*** Data to use ***

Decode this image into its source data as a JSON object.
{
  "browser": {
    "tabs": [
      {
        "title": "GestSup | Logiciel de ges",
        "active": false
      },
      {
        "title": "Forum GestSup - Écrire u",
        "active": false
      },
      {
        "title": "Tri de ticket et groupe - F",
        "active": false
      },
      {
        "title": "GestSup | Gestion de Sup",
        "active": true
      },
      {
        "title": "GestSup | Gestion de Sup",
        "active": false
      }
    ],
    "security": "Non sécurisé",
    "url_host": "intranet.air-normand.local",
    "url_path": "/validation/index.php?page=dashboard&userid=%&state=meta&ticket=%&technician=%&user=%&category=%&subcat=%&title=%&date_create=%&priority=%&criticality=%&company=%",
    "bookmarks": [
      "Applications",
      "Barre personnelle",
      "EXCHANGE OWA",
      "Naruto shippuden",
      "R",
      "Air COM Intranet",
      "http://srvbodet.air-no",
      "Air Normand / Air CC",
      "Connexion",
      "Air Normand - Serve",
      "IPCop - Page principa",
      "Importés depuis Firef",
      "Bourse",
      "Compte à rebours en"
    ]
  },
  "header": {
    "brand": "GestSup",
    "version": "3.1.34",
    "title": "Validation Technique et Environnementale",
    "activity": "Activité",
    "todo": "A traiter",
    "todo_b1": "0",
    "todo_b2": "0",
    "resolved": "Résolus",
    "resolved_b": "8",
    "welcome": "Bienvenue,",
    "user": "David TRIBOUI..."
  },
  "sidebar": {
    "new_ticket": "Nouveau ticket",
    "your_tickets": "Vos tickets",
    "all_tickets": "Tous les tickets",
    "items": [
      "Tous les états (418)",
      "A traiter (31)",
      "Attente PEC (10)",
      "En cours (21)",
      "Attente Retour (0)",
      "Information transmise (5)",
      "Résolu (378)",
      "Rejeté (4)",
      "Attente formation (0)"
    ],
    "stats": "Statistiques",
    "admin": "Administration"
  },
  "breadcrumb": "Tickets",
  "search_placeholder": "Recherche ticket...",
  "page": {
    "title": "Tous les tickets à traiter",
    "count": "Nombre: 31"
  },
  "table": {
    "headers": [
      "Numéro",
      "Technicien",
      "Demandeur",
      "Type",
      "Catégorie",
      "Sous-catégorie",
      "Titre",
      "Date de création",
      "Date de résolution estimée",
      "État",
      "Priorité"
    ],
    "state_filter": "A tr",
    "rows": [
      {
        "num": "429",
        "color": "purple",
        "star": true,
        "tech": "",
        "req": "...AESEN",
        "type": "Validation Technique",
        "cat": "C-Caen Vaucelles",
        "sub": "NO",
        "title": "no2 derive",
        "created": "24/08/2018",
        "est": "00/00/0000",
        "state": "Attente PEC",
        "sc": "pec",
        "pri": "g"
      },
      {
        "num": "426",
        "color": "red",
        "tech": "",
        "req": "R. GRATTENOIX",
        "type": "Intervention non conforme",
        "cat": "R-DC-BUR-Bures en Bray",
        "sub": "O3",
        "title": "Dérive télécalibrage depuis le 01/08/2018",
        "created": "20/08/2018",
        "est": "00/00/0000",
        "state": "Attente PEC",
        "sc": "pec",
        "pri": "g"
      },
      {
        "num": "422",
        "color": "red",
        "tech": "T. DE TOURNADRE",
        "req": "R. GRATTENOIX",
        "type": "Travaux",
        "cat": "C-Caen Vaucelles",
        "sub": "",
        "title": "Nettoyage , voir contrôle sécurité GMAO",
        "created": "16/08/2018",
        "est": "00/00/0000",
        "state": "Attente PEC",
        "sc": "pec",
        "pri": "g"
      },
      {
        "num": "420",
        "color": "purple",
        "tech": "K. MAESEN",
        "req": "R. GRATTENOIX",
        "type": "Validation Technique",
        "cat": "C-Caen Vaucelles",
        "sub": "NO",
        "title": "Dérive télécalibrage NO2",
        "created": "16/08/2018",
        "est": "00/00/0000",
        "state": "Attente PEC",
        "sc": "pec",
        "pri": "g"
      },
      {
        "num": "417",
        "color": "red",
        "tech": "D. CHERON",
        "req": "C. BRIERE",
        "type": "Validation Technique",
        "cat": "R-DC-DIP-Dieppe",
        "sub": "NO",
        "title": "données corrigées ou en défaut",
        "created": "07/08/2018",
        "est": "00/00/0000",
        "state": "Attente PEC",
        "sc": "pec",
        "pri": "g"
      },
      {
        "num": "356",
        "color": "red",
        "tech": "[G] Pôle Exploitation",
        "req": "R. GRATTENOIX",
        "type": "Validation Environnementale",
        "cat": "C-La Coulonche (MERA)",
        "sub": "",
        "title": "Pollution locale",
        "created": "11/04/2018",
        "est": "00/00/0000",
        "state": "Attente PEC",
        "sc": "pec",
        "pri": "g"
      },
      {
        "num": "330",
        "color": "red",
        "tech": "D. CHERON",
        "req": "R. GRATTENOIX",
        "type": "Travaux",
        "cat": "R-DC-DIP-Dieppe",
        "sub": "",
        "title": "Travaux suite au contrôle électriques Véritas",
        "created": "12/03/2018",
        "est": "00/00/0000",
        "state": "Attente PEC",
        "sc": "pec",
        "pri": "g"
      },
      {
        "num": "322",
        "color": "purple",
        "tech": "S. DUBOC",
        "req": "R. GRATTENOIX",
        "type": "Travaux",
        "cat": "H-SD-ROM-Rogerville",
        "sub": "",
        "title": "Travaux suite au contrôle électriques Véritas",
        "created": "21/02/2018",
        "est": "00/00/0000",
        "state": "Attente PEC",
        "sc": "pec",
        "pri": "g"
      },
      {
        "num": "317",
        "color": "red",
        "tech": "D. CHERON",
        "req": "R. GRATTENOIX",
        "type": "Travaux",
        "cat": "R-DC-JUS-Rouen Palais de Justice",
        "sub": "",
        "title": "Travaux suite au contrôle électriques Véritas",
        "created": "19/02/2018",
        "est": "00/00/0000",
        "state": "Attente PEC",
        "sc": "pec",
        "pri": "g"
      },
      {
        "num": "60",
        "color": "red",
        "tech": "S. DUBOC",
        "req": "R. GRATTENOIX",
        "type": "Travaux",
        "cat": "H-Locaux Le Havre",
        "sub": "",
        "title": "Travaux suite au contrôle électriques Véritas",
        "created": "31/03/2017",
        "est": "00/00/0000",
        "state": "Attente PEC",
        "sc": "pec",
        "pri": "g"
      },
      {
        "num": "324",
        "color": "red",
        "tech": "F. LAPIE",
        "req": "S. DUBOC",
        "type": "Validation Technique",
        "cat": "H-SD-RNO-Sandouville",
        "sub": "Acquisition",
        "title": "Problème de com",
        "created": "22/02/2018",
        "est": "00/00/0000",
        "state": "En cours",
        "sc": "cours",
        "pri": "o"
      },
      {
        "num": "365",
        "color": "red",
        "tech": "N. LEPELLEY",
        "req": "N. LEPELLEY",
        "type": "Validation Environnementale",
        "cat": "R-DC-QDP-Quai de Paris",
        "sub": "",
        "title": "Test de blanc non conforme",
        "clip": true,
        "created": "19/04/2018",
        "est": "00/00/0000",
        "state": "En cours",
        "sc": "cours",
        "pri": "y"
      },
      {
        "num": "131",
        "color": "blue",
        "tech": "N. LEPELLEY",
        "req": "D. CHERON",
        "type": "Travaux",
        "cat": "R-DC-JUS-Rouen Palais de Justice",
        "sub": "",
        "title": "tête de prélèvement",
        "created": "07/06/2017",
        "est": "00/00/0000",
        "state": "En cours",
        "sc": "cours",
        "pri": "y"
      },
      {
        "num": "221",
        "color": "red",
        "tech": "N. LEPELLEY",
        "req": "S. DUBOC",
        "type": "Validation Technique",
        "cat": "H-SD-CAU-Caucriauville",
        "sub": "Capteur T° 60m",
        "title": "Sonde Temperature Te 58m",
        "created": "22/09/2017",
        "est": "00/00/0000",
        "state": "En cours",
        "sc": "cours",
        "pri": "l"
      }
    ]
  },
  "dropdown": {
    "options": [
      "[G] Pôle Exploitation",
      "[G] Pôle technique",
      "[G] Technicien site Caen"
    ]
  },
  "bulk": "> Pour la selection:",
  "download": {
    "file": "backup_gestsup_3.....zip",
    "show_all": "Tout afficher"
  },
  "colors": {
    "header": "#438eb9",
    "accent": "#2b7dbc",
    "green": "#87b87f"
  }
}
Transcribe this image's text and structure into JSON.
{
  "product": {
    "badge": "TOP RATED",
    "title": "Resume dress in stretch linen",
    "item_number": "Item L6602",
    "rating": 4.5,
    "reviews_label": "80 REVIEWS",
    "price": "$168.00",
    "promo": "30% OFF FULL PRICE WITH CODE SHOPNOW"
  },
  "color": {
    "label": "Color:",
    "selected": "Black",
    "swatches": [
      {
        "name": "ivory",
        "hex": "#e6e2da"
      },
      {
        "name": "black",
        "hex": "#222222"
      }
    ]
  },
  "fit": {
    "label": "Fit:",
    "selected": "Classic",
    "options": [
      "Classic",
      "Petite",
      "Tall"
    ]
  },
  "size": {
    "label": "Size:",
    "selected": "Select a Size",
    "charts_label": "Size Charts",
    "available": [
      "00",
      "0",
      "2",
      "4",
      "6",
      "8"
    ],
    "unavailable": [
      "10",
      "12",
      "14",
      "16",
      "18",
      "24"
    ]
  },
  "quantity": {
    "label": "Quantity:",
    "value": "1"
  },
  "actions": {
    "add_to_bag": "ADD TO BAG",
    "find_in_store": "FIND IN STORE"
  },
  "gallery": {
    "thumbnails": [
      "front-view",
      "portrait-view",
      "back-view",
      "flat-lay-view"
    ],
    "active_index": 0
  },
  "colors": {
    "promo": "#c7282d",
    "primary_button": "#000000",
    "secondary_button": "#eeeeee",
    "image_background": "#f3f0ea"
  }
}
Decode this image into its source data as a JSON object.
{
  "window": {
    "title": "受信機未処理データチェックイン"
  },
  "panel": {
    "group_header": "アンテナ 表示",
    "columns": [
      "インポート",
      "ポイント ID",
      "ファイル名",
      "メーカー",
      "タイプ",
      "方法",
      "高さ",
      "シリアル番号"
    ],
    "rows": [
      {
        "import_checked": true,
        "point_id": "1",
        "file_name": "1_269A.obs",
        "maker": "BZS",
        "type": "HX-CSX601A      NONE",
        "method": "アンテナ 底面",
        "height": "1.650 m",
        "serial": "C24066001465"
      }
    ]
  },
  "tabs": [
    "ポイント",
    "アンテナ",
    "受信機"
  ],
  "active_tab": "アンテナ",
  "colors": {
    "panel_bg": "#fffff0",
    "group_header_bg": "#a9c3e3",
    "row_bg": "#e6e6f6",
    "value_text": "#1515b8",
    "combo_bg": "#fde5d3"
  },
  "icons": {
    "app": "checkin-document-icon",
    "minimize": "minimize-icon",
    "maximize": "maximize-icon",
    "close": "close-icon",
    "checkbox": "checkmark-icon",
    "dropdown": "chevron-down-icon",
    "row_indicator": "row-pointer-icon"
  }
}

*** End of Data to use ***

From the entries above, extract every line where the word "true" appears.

        "active": true
        "star": true,
        "clip": true,
        "import_checked": true,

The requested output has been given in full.